The Father and the Son are also described as distinct. Nephi seems to recognize a distinction between the Father and the Son. Christ “witnesseth” obedience unto the Father (2 Nephi 31:7), and keeps the commandments of the Father (2 Nephi 31:7-11). In Jacob’s day, the righteous Nephites worshipped the Father in Christ’s name and saw the story of Father Abraham’s attempted sacrifice of his Son Isaac as “a similitude of God and his Only Begotten Son” (Jacob 4:5-6), which strongly suggests that they are separate individuals. Other passages describe Jesus as in complete harmony with but still subordinate to his Father (3 Nephi 11:32-36). Jesus prays to the Father (3 Nephi 17:13-18; 19:19-34), is sent by the Father (3 Nephi 27:13), the Father introduces the Son (3 Nephi 11:3-7), the Father commands the Son (3 Nephi 15:16; 16:10), the Son like an advocate for the defense hold the righteous guiltless before his Father at the day of judgement (3 Nephi 27:16). Since the Father, the Son, and the Holy Ghost are all described in the Book of Mormon as separate and distinct individuals, they constitute “one God” or divine government which is unified in purpose, will, doctrine and testimony.
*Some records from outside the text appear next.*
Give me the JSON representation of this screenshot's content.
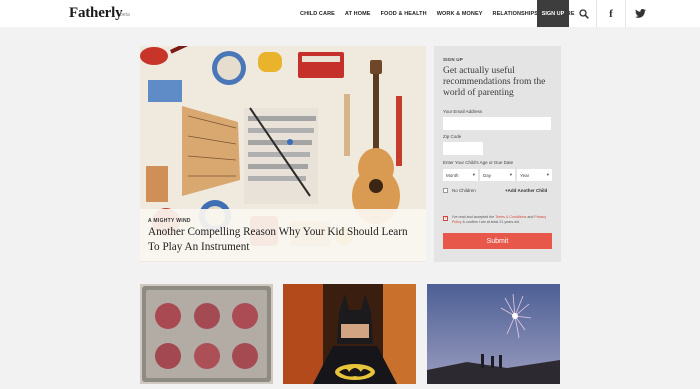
{
  "header": {
    "logo": "Fatherly",
    "logo_suffix": "beta",
    "nav": [
      "CHILD CARE",
      "AT HOME",
      "FOOD & HEALTH",
      "WORK & MONEY",
      "RELATIONSHIPS",
      "CULTURE"
    ],
    "signup": "SIGN UP",
    "icons": [
      "search-icon",
      "facebook-icon",
      "twitter-icon"
    ]
  },
  "hero": {
    "kicker": "A MIGHTY WIND",
    "title": "Another Compelling Reason Why Your Kid Should Learn To Play An Instrument"
  },
  "signup_form": {
    "label": "SIGN UP",
    "heading": "Get actually useful recommendations from the world of parenting",
    "email_label": "Your Email Address",
    "zip_label": "Zip Code",
    "age_label": "Enter Your Child's Age or Due Date",
    "month": "Month",
    "day": "Day",
    "year": "Year",
    "no_children": "No Children",
    "add_child": "+Add Another Child",
    "terms_pre": "I've read and accepted the ",
    "terms_link": "Terms & Conditions",
    "terms_mid": " and ",
    "privacy_link": "Privacy Policy",
    "terms_post": " & confirm I am at least 21 years old.",
    "terms_checked": true,
    "no_children_checked": false,
    "submit": "Submit"
  },
  "colors": {
    "accent": "#e8584a",
    "signup_bg": "#3d3d3d",
    "panel_bg": "#e4e4e4",
    "page_bg": "#f2f2f2"
  }
}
At the time of Amulek’s discussion with Zeezrom, idolatry was a serious problem among unbelievers (Alma 1:32; 31:1), as was Nehorism. Many of the people of Ammonihah were of the order of Nehor (Alma 14:16; 15:15). They believed that all men would be saved no matter what they did (Alma 11:4; 21:6), did not believe in Christ (Alma 21:9), and consequently did not believe in the repentance of sins (Alma 15:15; 21:6). The Book of Mormon also explains that Zeezrom was attempting to get Alma and Amulek to contradict themselves so that he could “make him cross his words, or contradict the words which he should speak” (Alma 10:16) and thus discredit their testimony of the gospel and destroy them (Alma 10:13-16; 11:21). So Zeezrom’s question (“Is there more than one God?) was very loaded. Since Alma and Amulek had testified that salvation only came about through Christ’s atonement (Alma 9:26-29; 11:40; 12:32-37), what Zeezrom was really asking was if there is salvation through any other God. If Amulek had said “yes,” Zeezrom could have easily dismissed their testimony of Christ since the Amonihahites probably worshipped other gods or idols. So Amulek said “no,” but then he went on to explain how in the resurrection and the judgement all men will “be arraigned before the bar of Christ the Son, and God the Father, and the Holy Spirit, which [Father, Son and Holy Ghost—the Godhead] is one Eternal God, to be judged according to their works, whether they be good or evil” (Alma 11:44). When Amulek speaks of there being only “one God,” he was speaking of the only legitimate government of heaven though which the true doctrine and means of salvation can be obtained.